The draft must be written in HEEP style as described in HEEP Formatting, else it will be denied without further regard until proper formatting rules are followed (although minor errors will be corrected by the Board).
If the HEEP Board members approve, they will assign the HEEP a number, give it "Draft" status, and check-in the initial draft to the repository.
The board will not unreasonably deny a HEEP. Reasons for denying HEEP status include duplication of effort, being technically unsound, not providing proper motivation or addressing backwards compatibility, or not in keeping with the Hacker Experience philosophy. The BDFL can be consulted during the approval phase, and is the final arbiter of the draft's HEEP-ability.
Step 3 - Iterate on your HEEP Draft
If the board accepts your draft, it will be assigned a HEEP number and officialy receive the Draft status.
After the HEEP receives Draft status, board members and community start a series of iterations with the author to give feedback and improve the HEEP.
As updates are necessary, the HEEP author can submit patches with new versions of the HEEP draft.

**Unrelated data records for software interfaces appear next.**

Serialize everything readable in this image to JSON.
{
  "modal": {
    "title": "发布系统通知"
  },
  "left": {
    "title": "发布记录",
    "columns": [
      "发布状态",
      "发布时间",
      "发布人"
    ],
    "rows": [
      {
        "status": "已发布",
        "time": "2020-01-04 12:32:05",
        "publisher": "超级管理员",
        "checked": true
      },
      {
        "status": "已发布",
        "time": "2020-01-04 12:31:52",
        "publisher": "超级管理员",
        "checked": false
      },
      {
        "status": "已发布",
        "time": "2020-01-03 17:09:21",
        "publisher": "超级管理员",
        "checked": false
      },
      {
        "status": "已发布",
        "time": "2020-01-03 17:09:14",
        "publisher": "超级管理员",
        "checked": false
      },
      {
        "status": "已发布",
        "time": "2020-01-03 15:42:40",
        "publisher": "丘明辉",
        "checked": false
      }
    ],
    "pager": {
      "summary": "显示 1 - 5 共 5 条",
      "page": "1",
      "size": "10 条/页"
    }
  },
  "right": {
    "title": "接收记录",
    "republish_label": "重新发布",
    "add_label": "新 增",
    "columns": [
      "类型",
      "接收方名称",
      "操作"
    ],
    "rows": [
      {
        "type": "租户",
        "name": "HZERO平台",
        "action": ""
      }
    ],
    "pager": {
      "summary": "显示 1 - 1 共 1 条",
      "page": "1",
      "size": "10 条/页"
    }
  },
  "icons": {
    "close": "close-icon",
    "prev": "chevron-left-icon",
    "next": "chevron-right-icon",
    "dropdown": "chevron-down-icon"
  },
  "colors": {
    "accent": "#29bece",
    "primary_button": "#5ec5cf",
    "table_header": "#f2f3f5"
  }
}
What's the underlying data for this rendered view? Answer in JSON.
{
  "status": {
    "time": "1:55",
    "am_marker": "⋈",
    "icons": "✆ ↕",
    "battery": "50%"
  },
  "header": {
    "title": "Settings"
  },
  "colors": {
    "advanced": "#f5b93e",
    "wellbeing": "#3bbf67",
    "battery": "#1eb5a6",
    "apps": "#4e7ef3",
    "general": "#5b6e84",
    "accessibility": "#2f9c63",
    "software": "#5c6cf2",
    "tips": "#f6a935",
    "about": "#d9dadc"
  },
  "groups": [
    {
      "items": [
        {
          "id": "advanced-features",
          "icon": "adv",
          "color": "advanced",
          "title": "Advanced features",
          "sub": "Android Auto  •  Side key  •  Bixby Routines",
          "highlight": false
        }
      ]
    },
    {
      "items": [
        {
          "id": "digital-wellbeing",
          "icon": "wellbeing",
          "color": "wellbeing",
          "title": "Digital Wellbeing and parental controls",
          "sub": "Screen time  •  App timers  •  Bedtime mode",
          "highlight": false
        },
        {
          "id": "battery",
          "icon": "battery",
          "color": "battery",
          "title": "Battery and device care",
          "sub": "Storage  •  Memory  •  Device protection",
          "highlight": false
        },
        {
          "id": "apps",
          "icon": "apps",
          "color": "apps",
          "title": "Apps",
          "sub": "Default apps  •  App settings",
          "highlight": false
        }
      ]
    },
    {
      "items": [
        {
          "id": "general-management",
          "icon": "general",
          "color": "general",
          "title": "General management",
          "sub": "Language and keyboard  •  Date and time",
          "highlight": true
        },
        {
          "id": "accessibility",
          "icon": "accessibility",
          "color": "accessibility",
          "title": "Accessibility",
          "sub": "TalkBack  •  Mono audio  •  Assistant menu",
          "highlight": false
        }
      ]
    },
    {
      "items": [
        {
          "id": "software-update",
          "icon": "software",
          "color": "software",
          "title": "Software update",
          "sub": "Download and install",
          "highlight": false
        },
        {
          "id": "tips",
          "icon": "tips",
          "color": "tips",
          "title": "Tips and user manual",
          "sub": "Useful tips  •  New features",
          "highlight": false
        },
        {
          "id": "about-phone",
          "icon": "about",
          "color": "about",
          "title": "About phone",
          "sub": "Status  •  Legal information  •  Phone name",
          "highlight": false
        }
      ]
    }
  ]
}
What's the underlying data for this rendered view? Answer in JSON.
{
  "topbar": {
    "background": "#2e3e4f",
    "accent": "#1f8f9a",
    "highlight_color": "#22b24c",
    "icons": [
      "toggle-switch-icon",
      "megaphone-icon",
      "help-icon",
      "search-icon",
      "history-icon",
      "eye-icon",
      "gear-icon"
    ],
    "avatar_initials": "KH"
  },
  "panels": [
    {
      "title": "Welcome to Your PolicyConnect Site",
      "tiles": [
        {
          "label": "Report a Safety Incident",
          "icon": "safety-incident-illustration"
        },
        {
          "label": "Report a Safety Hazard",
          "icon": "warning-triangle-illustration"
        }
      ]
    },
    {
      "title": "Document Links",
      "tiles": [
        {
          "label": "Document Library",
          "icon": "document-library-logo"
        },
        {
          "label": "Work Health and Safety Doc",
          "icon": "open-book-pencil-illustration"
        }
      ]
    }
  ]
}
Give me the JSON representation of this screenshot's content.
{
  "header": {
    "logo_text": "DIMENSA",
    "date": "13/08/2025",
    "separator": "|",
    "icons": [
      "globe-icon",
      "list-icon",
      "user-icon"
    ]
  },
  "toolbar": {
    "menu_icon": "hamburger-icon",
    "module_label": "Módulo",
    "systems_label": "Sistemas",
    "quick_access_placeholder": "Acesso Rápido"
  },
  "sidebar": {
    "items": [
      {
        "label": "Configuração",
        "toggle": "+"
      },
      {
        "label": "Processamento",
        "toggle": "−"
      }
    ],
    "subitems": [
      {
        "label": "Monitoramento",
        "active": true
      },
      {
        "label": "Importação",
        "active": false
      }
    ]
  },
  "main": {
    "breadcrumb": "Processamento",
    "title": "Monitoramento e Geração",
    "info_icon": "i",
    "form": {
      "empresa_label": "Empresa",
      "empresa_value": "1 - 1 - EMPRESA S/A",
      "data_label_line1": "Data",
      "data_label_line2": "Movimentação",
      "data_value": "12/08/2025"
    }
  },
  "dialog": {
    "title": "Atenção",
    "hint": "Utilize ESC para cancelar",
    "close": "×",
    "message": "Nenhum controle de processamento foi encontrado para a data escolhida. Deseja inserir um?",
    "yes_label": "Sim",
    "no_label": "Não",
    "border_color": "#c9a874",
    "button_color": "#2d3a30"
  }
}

Step 4 - Submit your Draft for review
Once you feel your Draft is ready and complete, submit it for review by adding the tag HEEP-Review.
Then, board members will comment your task with a link to a Wiki page containing each members' arguments, and to a poll where the community can vote for or against the HEEP.
The board's final decision count as one vote, and the community overall sentiment counts as one vote too. If we reach a draw, the BDFL will have the ultimate say on it. A new HEEP may be created to establish a better voting process, since "community overall sentiment" is too abstract.
Once community and board members reach a consensus, the HEEP will receive the Accepted or Active status.
It is highly recommended that a single HEEP contain a single key proposal or new idea. Small enhancements or patches often don't need a HEEP and can be injected into the Hacker Experience development workflow with a patch submission to the Hacker Experience Development Center. The more focused the HEEP, the more successful it tends to be. The HEEP Board reserve the right to reject HEEP proposals if they appear too unfocused or too broad. If in doubt, split your HEEP into several well-focused ones or ask for feedback.
Each HEEP must begin with a header preamble. The headers must appear in the following order. Headers marked with "*" are optional and are described below. All others are required.
The Author header lists the names, and optionally the email addresses of all the authors/owners of the HEEP. The format of the Author header value must be
John Doe <email@example.com>
or, if the email is not included, simply